An optimistic approach to service
Let's consider our scenarios again. Each one could have served as the opening sequence to a film about a whacked-out veteran who drinks away his days in existential angst – or worse. But here's what really happened to people who are my friends or mentors in the military:
1. The sergeant wounded by the IED finished his tour and finished his degree. He got an officer's commission and continues to serve as a lieutenant.
2. The C-5 flight engineer helped his crew land the stricken jet safely, though it suffered so much damage it remained grounded for nearly two months. The engineer stayed in the Air Force and continues to fly as an instructor. New crewmen still learn from his experiences and sharpen their skills under his guidance.
3. The young airman at Khobar Towers now serves as a senior noncommissioned officer. He's a father, a leader in his church and community, and one of his unit's most active fliers.
All three re-upped, knowing they'd go back into harm's way. The danger was no longer an abstraction. But neither were the rewards. No other job would give them the chance to contribute so much, in places where they were needed so badly.
Of course, many war stories have worse endings. That's why it's so important that the public acknowledges the sacrifices of military personnel. But most war stories are retold proudly by veterans who view their military experience as the highlight of their working lives.
In the meantime, the US remains involved in two major combat zones. (To troops in Iraq, the drawdown doesn't happen until they get to leave.) Tomorrow's veterans are training today. Please think of them often. Follow the news. Join us if you can. But do not see us as victims.

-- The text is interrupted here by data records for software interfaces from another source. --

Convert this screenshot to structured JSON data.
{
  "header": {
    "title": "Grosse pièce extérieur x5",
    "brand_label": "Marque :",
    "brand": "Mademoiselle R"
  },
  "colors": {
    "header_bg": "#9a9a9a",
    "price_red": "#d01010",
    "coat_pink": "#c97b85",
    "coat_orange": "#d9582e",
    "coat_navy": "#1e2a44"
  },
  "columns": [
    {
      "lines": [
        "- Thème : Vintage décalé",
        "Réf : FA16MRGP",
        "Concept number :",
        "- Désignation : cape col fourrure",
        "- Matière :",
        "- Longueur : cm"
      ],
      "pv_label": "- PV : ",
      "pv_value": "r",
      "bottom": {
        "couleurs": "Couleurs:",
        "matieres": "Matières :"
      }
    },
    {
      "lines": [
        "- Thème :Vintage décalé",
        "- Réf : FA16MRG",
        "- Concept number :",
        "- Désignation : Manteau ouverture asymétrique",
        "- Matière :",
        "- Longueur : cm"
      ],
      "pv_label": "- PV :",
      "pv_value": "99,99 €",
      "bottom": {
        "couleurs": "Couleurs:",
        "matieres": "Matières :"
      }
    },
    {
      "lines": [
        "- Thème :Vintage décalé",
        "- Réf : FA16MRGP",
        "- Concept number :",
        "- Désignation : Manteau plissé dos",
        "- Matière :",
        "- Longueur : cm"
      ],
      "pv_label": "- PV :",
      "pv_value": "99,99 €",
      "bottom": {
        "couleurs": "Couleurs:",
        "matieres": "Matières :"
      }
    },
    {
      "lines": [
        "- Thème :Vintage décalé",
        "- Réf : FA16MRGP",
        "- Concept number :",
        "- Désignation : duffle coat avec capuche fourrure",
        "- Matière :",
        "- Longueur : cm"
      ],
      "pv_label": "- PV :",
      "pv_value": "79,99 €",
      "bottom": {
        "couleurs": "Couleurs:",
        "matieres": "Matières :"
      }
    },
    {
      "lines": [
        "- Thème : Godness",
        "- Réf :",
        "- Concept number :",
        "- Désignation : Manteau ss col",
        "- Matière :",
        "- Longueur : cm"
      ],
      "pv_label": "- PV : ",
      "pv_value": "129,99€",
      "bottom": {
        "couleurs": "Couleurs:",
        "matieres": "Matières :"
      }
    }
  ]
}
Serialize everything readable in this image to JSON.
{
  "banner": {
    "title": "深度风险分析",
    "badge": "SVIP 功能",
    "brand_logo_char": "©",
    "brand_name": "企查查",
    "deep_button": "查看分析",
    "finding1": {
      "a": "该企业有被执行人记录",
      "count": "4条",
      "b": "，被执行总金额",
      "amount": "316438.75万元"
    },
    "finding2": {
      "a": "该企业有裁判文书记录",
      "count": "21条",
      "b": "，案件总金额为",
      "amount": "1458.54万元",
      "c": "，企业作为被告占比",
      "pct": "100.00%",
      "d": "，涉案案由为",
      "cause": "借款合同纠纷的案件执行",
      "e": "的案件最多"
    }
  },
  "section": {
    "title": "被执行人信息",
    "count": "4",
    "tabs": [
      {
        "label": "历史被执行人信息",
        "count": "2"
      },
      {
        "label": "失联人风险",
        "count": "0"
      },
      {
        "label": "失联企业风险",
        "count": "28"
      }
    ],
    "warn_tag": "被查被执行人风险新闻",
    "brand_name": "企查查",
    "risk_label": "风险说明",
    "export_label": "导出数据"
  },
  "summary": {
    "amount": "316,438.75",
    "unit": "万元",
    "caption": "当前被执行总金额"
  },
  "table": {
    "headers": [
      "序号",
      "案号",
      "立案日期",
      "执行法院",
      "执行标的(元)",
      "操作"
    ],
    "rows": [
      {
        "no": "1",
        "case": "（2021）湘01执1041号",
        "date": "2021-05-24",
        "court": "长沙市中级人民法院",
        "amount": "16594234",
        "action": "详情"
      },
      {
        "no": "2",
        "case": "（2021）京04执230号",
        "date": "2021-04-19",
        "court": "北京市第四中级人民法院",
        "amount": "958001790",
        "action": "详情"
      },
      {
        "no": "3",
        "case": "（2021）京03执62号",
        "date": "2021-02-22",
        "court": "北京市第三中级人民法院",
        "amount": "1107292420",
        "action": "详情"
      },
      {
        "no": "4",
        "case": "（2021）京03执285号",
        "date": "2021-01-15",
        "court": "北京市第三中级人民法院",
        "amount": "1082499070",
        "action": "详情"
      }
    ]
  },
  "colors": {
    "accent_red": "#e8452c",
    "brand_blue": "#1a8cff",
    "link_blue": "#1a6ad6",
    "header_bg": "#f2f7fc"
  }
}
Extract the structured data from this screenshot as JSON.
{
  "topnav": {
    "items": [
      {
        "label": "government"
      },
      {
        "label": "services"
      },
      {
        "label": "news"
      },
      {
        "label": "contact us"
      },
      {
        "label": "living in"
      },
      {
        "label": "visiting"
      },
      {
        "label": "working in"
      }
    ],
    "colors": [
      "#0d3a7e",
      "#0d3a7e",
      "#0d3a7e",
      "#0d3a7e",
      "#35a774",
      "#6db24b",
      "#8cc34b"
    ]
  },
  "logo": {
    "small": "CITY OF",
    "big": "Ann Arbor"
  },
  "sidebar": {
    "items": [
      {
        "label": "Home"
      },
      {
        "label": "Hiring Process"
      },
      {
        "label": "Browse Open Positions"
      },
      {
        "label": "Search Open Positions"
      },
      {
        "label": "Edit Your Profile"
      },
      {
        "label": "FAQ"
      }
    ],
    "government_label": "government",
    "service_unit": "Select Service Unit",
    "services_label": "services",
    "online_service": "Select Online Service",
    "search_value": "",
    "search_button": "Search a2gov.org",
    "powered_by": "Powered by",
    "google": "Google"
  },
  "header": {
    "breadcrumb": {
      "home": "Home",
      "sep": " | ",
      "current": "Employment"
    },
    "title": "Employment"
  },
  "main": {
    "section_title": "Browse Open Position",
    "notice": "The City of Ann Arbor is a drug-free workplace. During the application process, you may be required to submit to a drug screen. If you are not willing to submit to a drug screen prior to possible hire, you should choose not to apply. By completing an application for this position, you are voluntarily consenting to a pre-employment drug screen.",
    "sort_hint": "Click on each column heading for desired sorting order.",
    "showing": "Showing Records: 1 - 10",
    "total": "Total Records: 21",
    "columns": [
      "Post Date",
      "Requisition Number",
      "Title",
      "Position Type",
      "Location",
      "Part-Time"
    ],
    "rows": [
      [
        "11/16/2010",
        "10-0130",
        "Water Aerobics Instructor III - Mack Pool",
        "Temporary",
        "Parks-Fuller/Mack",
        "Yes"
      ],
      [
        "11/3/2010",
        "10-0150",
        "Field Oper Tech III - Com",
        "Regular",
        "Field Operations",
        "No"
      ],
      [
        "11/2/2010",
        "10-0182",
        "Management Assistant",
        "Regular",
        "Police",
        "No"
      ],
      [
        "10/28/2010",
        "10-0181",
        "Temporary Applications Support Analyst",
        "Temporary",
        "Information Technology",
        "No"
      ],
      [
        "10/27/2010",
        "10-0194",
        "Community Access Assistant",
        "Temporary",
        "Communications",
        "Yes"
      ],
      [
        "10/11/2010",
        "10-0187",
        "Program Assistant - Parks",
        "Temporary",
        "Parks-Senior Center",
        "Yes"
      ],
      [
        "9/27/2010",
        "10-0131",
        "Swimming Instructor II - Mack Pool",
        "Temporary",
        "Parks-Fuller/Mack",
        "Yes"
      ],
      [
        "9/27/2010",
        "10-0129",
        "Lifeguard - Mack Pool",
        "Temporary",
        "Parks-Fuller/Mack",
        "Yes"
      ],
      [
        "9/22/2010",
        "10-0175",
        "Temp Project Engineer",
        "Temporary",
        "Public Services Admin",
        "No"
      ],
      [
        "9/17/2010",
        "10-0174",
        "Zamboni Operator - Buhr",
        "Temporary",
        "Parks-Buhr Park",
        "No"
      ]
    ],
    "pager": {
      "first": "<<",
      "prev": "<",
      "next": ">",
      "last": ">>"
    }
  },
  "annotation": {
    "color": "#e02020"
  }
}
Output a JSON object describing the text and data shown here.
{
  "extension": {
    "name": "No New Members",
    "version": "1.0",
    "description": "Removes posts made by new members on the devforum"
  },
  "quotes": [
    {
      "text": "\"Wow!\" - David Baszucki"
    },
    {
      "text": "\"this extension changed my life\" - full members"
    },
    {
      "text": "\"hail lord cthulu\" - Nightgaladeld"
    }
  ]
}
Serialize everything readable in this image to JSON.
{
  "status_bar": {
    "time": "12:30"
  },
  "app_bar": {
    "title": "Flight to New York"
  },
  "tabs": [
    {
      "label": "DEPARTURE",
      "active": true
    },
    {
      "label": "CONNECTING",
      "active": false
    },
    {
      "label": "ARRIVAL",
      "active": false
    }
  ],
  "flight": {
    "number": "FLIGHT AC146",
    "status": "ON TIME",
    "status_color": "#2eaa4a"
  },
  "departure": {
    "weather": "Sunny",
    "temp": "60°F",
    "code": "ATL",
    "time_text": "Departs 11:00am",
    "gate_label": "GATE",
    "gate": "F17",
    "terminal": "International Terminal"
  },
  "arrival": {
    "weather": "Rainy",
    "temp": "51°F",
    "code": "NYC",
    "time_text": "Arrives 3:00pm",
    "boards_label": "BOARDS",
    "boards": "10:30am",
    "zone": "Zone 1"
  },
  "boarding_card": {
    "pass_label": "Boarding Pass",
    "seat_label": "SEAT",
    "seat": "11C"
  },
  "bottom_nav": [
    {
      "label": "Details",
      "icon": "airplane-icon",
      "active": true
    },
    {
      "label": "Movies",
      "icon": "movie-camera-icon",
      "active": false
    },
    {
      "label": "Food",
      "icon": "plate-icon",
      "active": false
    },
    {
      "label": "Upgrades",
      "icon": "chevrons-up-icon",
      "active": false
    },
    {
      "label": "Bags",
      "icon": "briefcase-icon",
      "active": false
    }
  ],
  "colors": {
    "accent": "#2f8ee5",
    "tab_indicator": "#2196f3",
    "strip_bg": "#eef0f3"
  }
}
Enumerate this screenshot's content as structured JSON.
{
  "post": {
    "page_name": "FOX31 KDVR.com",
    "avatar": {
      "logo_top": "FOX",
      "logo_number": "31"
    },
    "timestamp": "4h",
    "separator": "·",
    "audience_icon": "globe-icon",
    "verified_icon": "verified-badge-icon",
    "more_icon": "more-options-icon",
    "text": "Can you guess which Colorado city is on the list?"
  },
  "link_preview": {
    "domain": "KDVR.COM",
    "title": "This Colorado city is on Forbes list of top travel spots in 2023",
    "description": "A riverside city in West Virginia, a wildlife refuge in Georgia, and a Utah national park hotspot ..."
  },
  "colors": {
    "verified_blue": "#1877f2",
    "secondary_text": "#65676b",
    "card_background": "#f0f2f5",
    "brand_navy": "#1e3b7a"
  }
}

Thomas W. Young is a flight engineer with the West Virginia Air National Guard and the author of "The Mullah's Storm," a novel set in wartime Afghanistan.